* Government readies 10 trillion won bond fund as yields
* Outflows not a problem yet but won and bonds have sold off
* Rising dollar, higher U.S. rates may spark outflows
By Vidya Ranganathan
SINGAPORE, Dec 19 South Korea has re-activated
its crisis-period market stabilisation fund, taking no chances
over the upswing in bond yields since Donald Trump won the U.S.
Even though analysts say the traditionally volatile won
markets are not at major risk from the ongoing global bond
sell-off, Korean authorities are keen to prevent capital
outflows that could freeze their credit markets.
The finance ministry said last week it is prepared to use
its Bond Market Stabilization Fund, last deployed in the 2008
global financial crisis, to buy bonds at the turn of the year.
Investors are not dumping South Korean assets yet, but a
rising U.S. dollar and the Federal Reserve's hawkishness after
its rate rise last week have put the spotlight firmly back on
Asia's proverbial canary in the 'capital flows' coalmine.
The won has been emerging Asia's worst performer
since Nov. 9, after Trump's victory. It is close to its weakest
levels in six months and Korean 10-year bond yields have climbed
by a third in that period.
"They've had so many near crises that they are very
determined to nip these things in the bud," said Tim Condon,
head of economics research at ING in Singapore.
The bond market sell-off so far is rooted in fears that a
Trump administration will mean more trade friction and
protectionism, painful for a country whose exports comprise half
of economic output and whose growth this year has been weaker
The Fed also seems to have sparked selling across global

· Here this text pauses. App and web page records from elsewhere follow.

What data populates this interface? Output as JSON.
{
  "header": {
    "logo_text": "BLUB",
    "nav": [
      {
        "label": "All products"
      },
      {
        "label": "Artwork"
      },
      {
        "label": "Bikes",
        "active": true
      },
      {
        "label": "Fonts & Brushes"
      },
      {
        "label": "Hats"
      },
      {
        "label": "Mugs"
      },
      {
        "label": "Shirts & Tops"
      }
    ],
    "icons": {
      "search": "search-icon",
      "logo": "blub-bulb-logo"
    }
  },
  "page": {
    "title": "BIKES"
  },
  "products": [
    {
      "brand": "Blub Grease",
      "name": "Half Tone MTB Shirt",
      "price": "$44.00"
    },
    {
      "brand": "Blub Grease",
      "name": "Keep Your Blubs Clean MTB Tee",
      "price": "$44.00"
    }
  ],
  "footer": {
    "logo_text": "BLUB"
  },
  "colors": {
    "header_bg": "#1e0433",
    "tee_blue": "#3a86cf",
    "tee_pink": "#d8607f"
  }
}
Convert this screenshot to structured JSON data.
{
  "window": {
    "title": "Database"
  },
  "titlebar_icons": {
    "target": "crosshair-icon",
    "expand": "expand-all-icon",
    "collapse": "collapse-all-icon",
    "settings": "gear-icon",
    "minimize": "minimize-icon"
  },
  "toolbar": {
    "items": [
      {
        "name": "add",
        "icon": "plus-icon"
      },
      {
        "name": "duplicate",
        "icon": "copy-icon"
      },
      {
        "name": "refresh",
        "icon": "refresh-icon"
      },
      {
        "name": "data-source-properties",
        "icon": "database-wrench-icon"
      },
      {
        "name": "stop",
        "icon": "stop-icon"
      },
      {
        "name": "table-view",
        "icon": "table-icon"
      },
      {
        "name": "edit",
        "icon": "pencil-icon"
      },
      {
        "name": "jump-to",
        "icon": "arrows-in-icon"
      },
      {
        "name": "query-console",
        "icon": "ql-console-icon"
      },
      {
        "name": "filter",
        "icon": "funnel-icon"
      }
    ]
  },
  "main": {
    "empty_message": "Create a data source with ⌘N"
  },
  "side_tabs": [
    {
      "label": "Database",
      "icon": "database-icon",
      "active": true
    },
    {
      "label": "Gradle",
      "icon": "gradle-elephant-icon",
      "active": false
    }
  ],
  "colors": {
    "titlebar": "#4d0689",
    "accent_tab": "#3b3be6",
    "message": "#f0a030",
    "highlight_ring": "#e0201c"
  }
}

bonds, spurring concerns over the Korean bond market's huge
exposure to hot foreign money.
As of early November, foreigners held about $75 billion
worth of Korean government debt.
"What we're talking about is a bond market sell-off and
Korea's not going to be immune to it," Condon said
"But my baseline is that this doesn't spiral into anything
more serious and it is contained in the bond market. I don't see
contagion spreading from bond yields to the currency market."
ACTIONS SPEAK LOUDER
Speaking after the Fed raised rates last week, Vice Finance
Minister Choi Sang-mok said higher U.S. rates should have a
limited impact on the local economy and financial markets if
they are communicated well to market participants ahead of time.
But the bond fund - a 10 trillion won ($8.43 billion) buffer
that will be used to buy corporate bonds and bank debentures to
provide liquidity to debt-ridden companies - suggests the
government is worried.
The country has one of the most open capital accounts in
emerging Asia. Its markets was whipsawed during the 2008 global
financial crisis and more recently after the 2013 'taper
tantrum' and early 2015 emerging market sell-off.
This time, the government is wrestling with a political
crisis that has embroiled President Park Geun-hye and a bird flu
outbreak. And the central bank has little leeway to loosen
policy when the benchmark interest rate is at a record low of
1.25 percent, barely above dollar yields.
The other risk is that foreign flows into Korea tend not to
be fully hedged, unlike flows into markets such as Japan, said
Cliff Tan, East Asian head of markets research at Bank of
Tokyo-Mitsubishi UFJ. As of November, Korea had $472 billion of
foreign holdings of its bonds and stocks.
Currency reserves were $371 billion but the country has the
comfort of a substantial current account surplus of more than 7
percent of its GDP.
Morgan Stanley analysts say Korea's low real yields and high
dollar debt are risks. They estimate corporate debt denominated
in U.S. dollars is about 32 percent of GDP, higher than in other
large emerging markets such as Turkey, Russia or Brazil.
"There is not one thing in our economy that is not serious,"
Bank of Korea Governor Lee Ju-yeol said on Friday. "I believe
the focus should be placed on stabilising financial markets and
exchange rates and when needed, aggressive responses should be
($1 = 1,186.6000 won)
(Additional reporting by Cynthia Kim in SEOUL; Editing by